**WHAT TO DO**
Lines with "result" in the entries below: count them and reply with the number alone.
┌──
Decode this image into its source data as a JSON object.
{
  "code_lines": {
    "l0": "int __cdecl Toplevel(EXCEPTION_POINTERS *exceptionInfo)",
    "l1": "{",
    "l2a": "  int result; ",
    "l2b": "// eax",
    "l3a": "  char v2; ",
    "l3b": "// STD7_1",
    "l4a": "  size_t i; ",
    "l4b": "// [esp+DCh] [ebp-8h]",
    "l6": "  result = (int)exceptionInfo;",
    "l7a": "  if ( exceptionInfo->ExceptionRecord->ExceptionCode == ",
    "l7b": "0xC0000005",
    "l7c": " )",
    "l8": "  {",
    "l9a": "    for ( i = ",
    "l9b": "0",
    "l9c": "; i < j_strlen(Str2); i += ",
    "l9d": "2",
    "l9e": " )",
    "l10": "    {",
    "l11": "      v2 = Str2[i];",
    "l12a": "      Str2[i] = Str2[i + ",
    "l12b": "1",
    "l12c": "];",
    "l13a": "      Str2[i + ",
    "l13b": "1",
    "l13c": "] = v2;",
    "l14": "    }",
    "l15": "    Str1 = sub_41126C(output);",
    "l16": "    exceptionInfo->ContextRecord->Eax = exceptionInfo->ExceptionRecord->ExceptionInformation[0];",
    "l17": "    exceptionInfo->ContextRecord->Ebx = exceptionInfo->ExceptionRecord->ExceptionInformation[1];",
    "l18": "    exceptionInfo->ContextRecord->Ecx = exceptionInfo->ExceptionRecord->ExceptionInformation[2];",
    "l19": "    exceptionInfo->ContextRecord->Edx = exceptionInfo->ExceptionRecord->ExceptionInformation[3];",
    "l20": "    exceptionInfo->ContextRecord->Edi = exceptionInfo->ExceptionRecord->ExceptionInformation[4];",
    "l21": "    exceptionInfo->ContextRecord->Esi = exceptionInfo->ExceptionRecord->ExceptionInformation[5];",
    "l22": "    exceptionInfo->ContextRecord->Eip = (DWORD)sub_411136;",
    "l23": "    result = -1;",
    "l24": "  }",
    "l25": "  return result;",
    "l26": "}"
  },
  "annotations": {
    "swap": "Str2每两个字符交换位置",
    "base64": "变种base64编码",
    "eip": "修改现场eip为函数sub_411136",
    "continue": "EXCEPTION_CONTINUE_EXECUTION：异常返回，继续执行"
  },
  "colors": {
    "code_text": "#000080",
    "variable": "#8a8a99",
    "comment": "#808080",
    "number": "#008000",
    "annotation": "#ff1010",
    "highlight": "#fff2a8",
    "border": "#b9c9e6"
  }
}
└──
**SOLVED EXERCISE**
4